That leads us to the provider side, where the accumulation of additional information and changes in incentives would be beneficial. There is growing interest in comparative effectiveness research, and the original House version of the State Children’s Health Insurance Program legislation had some additional funding for comparative effectiveness research. Policymaker interest in expanding comparative effectiveness research is encouraging, but we need to ask some hard questions about what we mean by comparative effectiveness research and how it would be implemented.
The first issue is what kind of research is undertaken and what standard of evidence is used. As Mark McClellan, the former administrator of the Centers for Medicare and Medicaid Services, has noted, comparative effectiveness research will very probably have to rely on nonrandomized evidence.
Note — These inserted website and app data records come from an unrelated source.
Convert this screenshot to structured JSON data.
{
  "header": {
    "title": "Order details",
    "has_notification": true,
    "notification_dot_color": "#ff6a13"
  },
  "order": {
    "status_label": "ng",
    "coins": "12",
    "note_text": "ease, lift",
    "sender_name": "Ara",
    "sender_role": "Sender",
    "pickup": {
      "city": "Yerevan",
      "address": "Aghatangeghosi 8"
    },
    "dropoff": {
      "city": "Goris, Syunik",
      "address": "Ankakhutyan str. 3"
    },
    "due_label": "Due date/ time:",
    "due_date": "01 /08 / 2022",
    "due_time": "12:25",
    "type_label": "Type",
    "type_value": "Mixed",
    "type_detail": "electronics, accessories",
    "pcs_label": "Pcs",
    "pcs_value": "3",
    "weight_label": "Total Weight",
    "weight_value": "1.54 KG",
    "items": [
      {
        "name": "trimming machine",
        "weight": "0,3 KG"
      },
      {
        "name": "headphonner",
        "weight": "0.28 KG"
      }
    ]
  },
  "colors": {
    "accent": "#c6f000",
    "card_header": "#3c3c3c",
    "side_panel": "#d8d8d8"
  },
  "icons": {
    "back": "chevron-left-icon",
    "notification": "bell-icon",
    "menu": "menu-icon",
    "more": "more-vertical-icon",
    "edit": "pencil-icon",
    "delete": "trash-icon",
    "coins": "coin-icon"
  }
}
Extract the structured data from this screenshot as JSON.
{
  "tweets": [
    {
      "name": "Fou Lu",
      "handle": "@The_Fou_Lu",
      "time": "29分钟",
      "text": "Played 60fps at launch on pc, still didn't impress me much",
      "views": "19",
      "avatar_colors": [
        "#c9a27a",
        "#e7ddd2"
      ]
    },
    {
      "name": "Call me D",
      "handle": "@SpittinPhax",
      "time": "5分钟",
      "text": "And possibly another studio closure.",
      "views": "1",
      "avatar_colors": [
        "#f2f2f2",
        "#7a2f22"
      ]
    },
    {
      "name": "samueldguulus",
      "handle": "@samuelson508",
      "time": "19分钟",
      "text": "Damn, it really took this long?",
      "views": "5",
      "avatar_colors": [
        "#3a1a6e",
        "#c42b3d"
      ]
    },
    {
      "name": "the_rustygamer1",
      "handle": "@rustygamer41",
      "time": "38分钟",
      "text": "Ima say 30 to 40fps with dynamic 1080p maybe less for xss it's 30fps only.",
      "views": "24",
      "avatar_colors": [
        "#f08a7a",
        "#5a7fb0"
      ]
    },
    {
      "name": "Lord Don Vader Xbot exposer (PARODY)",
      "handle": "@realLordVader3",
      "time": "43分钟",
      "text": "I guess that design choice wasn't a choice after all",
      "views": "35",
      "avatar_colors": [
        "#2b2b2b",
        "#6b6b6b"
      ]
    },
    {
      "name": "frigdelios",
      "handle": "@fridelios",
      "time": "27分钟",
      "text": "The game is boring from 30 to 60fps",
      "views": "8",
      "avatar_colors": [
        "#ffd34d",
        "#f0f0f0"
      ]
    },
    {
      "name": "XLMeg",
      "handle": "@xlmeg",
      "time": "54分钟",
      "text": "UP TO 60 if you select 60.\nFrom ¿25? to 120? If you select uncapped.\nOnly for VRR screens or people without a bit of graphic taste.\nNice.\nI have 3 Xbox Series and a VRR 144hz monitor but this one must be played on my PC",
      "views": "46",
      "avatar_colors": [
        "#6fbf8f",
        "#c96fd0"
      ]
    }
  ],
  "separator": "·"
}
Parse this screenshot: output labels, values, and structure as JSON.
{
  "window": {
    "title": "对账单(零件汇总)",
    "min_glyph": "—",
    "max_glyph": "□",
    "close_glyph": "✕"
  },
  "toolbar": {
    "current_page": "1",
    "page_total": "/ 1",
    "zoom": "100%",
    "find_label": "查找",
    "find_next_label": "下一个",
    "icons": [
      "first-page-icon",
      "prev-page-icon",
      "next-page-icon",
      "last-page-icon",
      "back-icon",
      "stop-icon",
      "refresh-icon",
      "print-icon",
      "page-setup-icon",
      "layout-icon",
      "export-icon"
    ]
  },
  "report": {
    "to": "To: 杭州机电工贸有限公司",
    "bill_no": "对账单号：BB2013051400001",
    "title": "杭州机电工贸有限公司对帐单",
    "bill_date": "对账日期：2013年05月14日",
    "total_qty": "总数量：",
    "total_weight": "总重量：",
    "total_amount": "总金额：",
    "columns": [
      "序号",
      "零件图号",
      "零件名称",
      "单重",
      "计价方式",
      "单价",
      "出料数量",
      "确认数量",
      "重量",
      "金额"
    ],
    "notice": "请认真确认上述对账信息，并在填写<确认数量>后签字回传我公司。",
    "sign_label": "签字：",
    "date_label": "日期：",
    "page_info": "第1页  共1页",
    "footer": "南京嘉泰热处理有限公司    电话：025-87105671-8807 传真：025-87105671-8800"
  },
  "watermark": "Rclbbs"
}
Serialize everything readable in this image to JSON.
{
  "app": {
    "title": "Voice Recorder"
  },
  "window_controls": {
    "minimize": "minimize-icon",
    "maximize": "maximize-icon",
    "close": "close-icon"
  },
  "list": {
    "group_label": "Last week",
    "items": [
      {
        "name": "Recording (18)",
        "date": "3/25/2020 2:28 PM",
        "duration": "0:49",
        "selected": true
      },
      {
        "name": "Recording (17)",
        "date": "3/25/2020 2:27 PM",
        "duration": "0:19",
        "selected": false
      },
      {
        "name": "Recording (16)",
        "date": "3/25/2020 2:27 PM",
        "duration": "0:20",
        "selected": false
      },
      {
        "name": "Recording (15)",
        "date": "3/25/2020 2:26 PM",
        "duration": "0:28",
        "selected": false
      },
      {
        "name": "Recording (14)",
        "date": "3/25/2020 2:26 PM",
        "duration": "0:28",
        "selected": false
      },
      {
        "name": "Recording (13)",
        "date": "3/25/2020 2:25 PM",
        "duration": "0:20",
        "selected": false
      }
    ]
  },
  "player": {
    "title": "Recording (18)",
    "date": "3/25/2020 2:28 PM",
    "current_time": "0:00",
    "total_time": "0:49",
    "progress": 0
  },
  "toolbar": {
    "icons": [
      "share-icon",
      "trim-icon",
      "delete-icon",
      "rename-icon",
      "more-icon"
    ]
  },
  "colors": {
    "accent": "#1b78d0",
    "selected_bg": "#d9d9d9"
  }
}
The reason is that it seems implausible that we could build out the evidence base across a whole variety of different clinical interventions and practice norms using randomized control trials, especially if we want to study subpopulations. On the other hand, economists have long been aware of the limitations of panel data econometrics, where one attempts to control for every possible factor that could influence the results and typically falls far short of perfection. There is thus a tension between using statistical techniques on panel data sets (of electronic health records, insurance claims, and other medical data), which seems to be the only cost-effective and feasible mechanism for significantly expanding the evidence base, and the inherent difficulty of separating correlation and causation in such an approach.
In terms of the budgetary effects from comparative effectiveness research, much depends on both what is done and how it is implemented. If the effort involves only releasing the results of literature surveys, the effects would probably be relatively modest. If new research using registries or analysis of electronic health records is involved, there may be somewhat larger effects. The real traction, though, will come from building the results of that research into financial incentives for providers. In other words, if we move from a “fee-for-service” to a “fee-for-value” system, where higher-value care is awarded with stronger financial incentives and low- or negative-value health care is penalized with smaller incentives or perhaps even penalties, the effects would be maximized. The design of such a system is very complicated and difficult to implement, but that is where the largest long-term budgetary savings could come.
My conclusion is that the combination of some increased cost sharing on the consumer side with a substantially expanded comparative effectiveness effort linked to changes in the incentive system for providers offers the nation the most auspicious approach to capturing the apparent opportunity to reduce health care costs with minimal or no adverse consequences for health outcomes.